Numbers 12:15: “So Miriam was confined outside the camp for seven days, and the people did not move on till she was brought back” (NIV).

Observation: Miriam had exposed a petulant jealous streak by speaking against Moses, saying, “Has the Lord spoken only through Moses? Hasn’t He also spoken through us?” (Num. 12:2).  Angered, God struck Miriam with leprosy.  Moses immediately interceded for her, but God required that she bear her uncleanness by being put outside the camp for seven days, a very public rebuke.

Application: The Lord has a deft touch indeed as he reveals our heart condition through a simple story several thousand years old. Miriam was beloved of God; she also led the nation in exuberant celebration after their Red Sea deliverance from Pharaoh’s army (see Ex. 15:20–21). The prophet Micah would later remind of God’s having “sent Moses to lead [the nation], also Aaron and Miriam” (Micah 6:4, NIV). She was honored, famous, and secure in God’s love. 

Yet Miriam, like me, was apparently still capable of blurting things she would regret, words that revealed an area of her heart not yet fully yielded to God. The resulting discipline, while due to her sin, was nonetheless motivated by God’s love for her and for those around her. As long as she was in the penalty box, forward progress waited. It is in the goodness of God, not meanness, that the time finally comes for Him to address heart issues I would prefer to leave buried.  In my headlong rush to achieve something, to become something, my loving Abba will design a penalty box just my size: a major illness, a business reversal, a relational train wreck, or some other creative invention. 

There comes a time when God determines that this thing is to be addressed now, no longer to be hidden from view, covered by pretense. He calls “time out,” and like Miriam, I find that forward progress stops while He works on my heart.
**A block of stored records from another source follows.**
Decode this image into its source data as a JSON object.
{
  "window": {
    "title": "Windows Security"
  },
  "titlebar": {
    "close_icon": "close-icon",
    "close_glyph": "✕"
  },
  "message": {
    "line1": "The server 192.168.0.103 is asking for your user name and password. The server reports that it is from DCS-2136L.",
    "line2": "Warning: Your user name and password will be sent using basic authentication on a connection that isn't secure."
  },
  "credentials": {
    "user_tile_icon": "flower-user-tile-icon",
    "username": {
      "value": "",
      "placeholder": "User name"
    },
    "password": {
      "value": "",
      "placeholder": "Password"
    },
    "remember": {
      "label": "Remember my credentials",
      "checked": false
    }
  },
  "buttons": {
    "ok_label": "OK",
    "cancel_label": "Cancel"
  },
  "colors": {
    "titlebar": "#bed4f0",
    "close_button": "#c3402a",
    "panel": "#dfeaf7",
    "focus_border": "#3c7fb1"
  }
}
I must see this not as the harsh punishment of an angry God, but as a necessary course correction by the lover of my soul. He is much more committed to my intimacy with Him than He is to the outer accoutrements I have given my life to pursue. After all, He Himself volunteered for the shame of the Cross; He would appear to have been a failure in his earthly ministry. Should I think myself above the suffering to which He submitted? Love put Miriam outside the camp. And it is His passionate love for me that has caused me to join her there.

Prayer:  O Lord, when I see You through the paradigm of a lovesick bridegroom rather than as a cranky, harsh, disapproving authority, the hard things in life take on new meaning. Thank You for loving me enough to crush me when it is needed. I gladly submit to Your work in my heart.